Element data from apps and pages
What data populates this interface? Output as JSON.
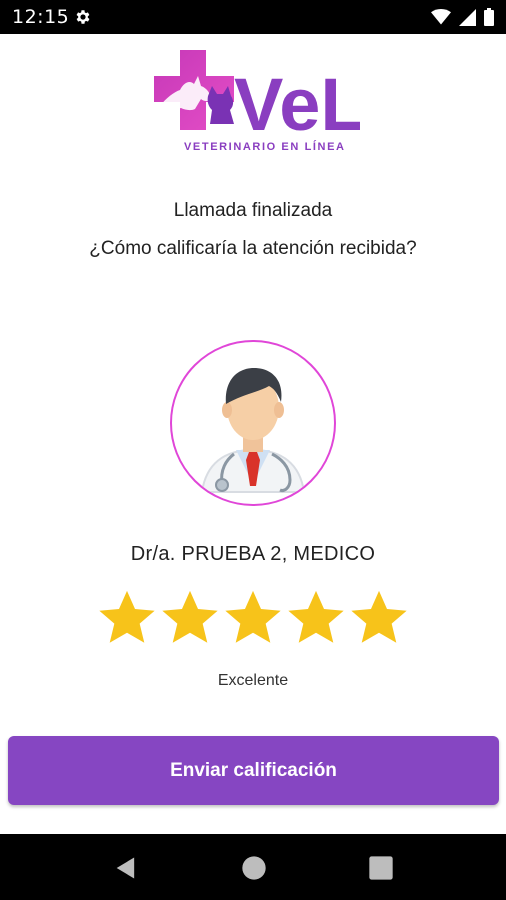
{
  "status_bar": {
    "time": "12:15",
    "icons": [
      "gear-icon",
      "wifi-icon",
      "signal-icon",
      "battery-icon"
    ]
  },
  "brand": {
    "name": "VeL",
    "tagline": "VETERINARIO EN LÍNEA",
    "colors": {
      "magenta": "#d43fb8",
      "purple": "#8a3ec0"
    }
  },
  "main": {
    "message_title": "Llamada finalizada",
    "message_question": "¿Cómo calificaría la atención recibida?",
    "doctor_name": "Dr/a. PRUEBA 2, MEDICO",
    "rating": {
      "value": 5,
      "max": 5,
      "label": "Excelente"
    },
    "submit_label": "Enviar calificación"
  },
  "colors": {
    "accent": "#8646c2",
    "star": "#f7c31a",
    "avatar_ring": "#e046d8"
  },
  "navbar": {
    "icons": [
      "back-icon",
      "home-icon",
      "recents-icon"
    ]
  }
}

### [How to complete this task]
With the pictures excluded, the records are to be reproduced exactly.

### [Written solution]
What data populates this interface? Output as JSON.
{
  "status_bar": {
    "time": "12:15",
    "icons": [
      "gear-icon",
      "wifi-icon",
      "signal-icon",
      "battery-icon"
    ]
  },
  "brand": {
    "name": "VeL",
    "tagline": "VETERINARIO EN LÍNEA",
    "colors": {
      "magenta": "#d43fb8",
      "purple": "#8a3ec0"
    }
  },
  "main": {
    "message_title": "Llamada finalizada",
    "message_question": "¿Cómo calificaría la atención recibida?",
    "doctor_name": "Dr/a. PRUEBA 2, MEDICO",
    "rating": {
      "value": 5,
      "max": 5,
      "label": "Excelente"
    },
    "submit_label": "Enviar calificación"
  },
  "colors": {
    "accent": "#8646c2",
    "star": "#f7c31a",
    "avatar_ring": "#e046d8"
  },
  "navbar": {
    "icons": [
      "back-icon",
      "home-icon",
      "recents-icon"
    ]
  }
}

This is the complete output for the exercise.